Agneta defended her thesis "Dental anxiety Among 15-year-olds - Psychosocial factors and oral health" June 12, 2015.

Agneta's thesis shows that dental anxiety among 15 year olds has decreased over time in the last 30-years. Moreover, general fear and past experiences of pain are related to dental anxiety among 15-year-olds. The findings indicate that dental professionals have an important task to strive towards a positive and safe dental treatment situation where young dental patients are not subjected to painful treatment. Another important part is to strive towards maintaining a good oral health to prevent negative experiences of dental care in the future.

The thesis is based on two epidemiological cross-sectional studies in Jönköping and consists of four papers. The aim of the thesis was to examine the associations between dental anxiety, experiences of dental care, psychosocial factors and oral health among 15-year-olds, and to analyze changes in the prevalence of dental anxiety over time. In paper one, two and three participants answered questions regarding dental anxiety, temperament, anxiety and depression, generalized fears and attitudes to dental care. Paper four are based on the so-called Jonkoping studies.
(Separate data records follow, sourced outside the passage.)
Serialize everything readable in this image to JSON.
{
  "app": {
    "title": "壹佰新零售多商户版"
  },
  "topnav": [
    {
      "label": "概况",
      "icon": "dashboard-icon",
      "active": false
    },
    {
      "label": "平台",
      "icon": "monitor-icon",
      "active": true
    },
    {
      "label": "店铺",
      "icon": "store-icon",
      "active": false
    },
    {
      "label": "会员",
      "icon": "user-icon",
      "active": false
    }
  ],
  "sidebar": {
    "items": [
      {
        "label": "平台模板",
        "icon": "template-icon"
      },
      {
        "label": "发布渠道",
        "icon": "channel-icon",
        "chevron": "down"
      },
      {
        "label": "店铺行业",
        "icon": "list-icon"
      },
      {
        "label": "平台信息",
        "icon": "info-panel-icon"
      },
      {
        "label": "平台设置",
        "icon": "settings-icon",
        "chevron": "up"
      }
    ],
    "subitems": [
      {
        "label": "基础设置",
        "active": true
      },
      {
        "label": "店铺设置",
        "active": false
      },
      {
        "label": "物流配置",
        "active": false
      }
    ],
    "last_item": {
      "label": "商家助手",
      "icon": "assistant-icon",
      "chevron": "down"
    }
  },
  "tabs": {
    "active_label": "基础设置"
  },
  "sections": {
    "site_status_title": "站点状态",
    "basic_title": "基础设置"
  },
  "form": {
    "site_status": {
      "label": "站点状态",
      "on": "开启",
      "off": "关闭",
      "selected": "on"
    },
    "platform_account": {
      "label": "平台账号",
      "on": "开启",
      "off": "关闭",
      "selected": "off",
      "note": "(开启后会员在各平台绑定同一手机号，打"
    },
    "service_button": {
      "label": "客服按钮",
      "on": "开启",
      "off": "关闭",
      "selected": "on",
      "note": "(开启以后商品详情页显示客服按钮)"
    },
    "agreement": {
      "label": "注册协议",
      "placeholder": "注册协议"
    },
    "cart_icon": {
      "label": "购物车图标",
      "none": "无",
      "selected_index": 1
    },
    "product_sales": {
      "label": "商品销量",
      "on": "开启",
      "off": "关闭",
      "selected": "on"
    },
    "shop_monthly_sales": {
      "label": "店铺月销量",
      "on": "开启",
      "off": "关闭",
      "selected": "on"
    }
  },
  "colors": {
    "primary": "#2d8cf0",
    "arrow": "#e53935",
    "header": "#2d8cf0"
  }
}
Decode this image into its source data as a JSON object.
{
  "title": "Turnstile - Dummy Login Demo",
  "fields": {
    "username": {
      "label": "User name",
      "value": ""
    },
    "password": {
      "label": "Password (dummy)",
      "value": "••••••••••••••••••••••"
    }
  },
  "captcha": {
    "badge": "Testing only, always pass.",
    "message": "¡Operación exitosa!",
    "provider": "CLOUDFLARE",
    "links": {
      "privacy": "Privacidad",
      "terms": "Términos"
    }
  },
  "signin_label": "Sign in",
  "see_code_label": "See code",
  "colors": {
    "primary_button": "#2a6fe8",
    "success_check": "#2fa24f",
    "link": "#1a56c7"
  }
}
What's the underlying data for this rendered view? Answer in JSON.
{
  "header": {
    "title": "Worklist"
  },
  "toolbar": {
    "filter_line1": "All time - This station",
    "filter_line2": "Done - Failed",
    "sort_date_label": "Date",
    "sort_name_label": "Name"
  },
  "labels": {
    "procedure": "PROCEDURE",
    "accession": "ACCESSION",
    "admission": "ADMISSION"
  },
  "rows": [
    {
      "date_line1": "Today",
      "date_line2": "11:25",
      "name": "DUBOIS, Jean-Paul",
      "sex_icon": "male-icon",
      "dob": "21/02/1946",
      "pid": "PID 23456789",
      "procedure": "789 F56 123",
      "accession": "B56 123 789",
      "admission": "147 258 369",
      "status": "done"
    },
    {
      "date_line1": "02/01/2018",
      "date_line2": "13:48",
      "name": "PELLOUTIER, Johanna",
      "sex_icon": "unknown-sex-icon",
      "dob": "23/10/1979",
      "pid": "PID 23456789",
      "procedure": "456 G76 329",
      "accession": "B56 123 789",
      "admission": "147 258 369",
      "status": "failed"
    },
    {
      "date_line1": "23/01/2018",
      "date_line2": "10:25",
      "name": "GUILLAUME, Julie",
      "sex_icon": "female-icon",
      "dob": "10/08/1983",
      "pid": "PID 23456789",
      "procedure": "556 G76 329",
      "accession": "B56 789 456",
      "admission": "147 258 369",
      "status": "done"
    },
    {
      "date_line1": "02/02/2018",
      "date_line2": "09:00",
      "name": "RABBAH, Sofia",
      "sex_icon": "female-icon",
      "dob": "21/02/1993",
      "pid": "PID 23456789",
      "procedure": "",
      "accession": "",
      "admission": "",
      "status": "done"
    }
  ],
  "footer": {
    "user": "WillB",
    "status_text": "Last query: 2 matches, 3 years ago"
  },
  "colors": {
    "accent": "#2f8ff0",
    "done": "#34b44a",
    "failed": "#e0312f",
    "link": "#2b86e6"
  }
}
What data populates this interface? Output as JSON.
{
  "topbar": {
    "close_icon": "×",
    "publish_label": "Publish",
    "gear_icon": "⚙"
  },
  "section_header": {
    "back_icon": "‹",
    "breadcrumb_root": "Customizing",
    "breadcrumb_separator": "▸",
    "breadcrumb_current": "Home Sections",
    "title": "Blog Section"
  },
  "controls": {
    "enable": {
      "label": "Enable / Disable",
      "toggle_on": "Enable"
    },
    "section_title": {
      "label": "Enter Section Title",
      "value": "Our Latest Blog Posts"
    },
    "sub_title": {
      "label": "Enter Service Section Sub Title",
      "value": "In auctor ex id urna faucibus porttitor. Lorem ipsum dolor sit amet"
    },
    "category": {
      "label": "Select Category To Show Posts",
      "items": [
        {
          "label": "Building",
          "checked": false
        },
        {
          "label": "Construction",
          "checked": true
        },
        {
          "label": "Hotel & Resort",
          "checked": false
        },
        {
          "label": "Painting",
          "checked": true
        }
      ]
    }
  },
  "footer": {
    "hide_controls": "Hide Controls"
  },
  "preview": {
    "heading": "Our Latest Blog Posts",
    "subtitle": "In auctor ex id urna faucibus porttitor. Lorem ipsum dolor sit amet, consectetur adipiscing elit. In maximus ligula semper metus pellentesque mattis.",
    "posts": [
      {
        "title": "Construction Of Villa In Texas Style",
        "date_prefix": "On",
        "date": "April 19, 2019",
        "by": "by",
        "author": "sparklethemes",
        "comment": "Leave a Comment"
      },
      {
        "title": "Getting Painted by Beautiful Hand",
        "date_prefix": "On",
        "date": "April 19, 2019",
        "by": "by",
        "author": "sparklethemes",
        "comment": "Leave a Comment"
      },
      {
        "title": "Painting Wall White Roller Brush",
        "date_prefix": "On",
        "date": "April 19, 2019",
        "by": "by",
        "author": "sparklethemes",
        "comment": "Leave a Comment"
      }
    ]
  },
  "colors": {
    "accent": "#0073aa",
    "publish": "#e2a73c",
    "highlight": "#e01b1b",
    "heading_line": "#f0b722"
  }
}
Data collection was done using questionnaires and clinical examination.

The result of paper one, two and three showed that dental anxiety is related to experiences of dental care and psychosocial factors. Especially the experience of pain in the dental situation, attitudes to dental care and general fear seems to have the strongest impact on dental anxiety. The result of paper four showed an association between dental anxiety and oral health, where young people with dental anxiety, over the 30-year period, had more filled tooth surfaces than young people without dental anxiety. More girls than boys reported dental anxiety. One important result is that dental anxiety has decreased over time in young people at the age of 15.